Dolby Digital 5.1 has never felt as flat and lifeless as it does here. The back channels are barely used, and the occasional rock/rap musical underscoring comes out like one long continuous drone. The dialogue is understandable and the frequent fights pop with a decent amount of skin-on-skin sonic boom. But the rest of the mix is mediocre at best.
Like trailers? Good, because that's all you're going to get here. As a matter of fact, if you simply sit back and wait for this DVD to load up, you can see all the previews prior to the appearance of the main feature. Or you could just skip them and head directly to the dullness. It's totally up to you.
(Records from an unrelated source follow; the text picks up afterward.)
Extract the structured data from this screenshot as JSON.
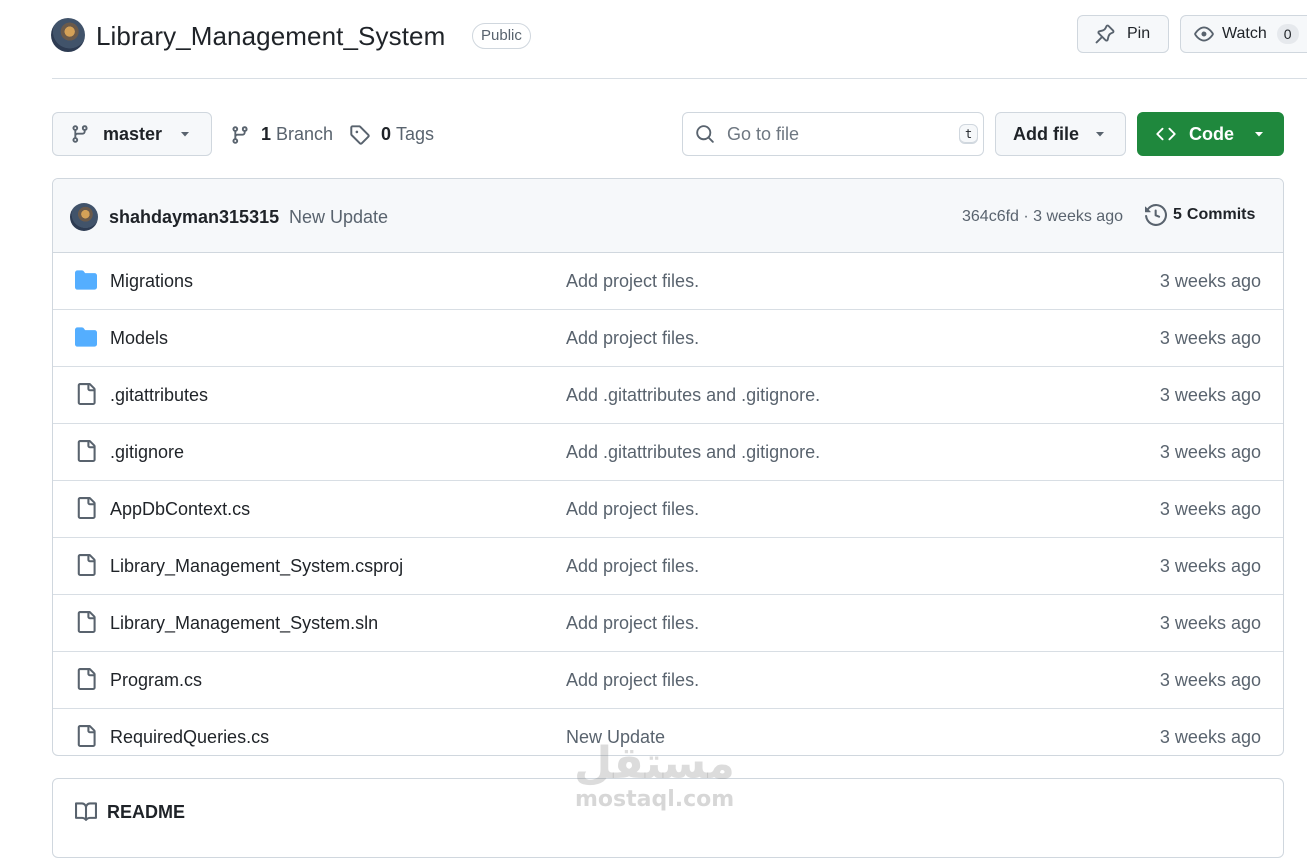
{
  "repo": {
    "name": "Library_Management_System",
    "visibility": "Public",
    "pin_label": "Pin",
    "watch_label": "Watch",
    "watch_count": "0"
  },
  "toolbar": {
    "branch": "master",
    "branch_count": "1",
    "branch_label": "Branch",
    "tags_count": "0",
    "tags_label": "Tags",
    "search_placeholder": "Go to file",
    "search_shortcut": "t",
    "add_file_label": "Add file",
    "code_label": "Code"
  },
  "latest_commit": {
    "author": "shahdayman315315",
    "message": "New Update",
    "hash_time": "364c6fd · 3 weeks ago",
    "commits_count": "5",
    "commits_label": "Commits"
  },
  "files": [
    {
      "type": "folder",
      "name": "Migrations",
      "message": "Add project files.",
      "time": "3 weeks ago"
    },
    {
      "type": "folder",
      "name": "Models",
      "message": "Add project files.",
      "time": "3 weeks ago"
    },
    {
      "type": "file",
      "name": ".gitattributes",
      "message": "Add .gitattributes and .gitignore.",
      "time": "3 weeks ago"
    },
    {
      "type": "file",
      "name": ".gitignore",
      "message": "Add .gitattributes and .gitignore.",
      "time": "3 weeks ago"
    },
    {
      "type": "file",
      "name": "AppDbContext.cs",
      "message": "Add project files.",
      "time": "3 weeks ago"
    },
    {
      "type": "file",
      "name": "Library_Management_System.csproj",
      "message": "Add project files.",
      "time": "3 weeks ago"
    },
    {
      "type": "file",
      "name": "Library_Management_System.sln",
      "message": "Add project files.",
      "time": "3 weeks ago"
    },
    {
      "type": "file",
      "name": "Program.cs",
      "message": "Add project files.",
      "time": "3 weeks ago"
    },
    {
      "type": "file",
      "name": "RequiredQueries.cs",
      "message": "New Update",
      "time": "3 weeks ago"
    }
  ],
  "readme": {
    "label": "README"
  },
  "watermark": {
    "arabic": "مستقل",
    "latin": "mostaql.com"
  },
  "colors": {
    "accent_green": "#1f883d",
    "folder_blue": "#54aeff",
    "muted_text": "#59636e",
    "border": "#d0d7de"
  }
}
Coming from a critic who actually enjoyed The Marine, and gave some serious thought to seeing the latest WWE extravaganza in THEATERS when it opened, Half Past Dead 2 is a perfect example of unnecessary sequel as 'in name only' snoozefest. There may be enough fans of flaccid action films out there to warrant an incredibly weak rating of Recommended, but a far more realistic ranking of Rent It is clearly the way to go. That way, if you decide to pack it in before the final credits start to roll, you won't feel like you've been totally ripped off. When it comes to low budget, no name rock 'em sock 'em cinema, no one is asking for originality, invention, artistry or social significance. But it would be nice if the so-called thriller actually provided a few of its genre namesake. Sadly, Half Past Dead 2 is so inert that gases like Helium and Neon are jealous. Bill Goldberg may have a career in front of the camera, but as for now, he's more bulk than believability. And this movie? It's more bunk than anything else.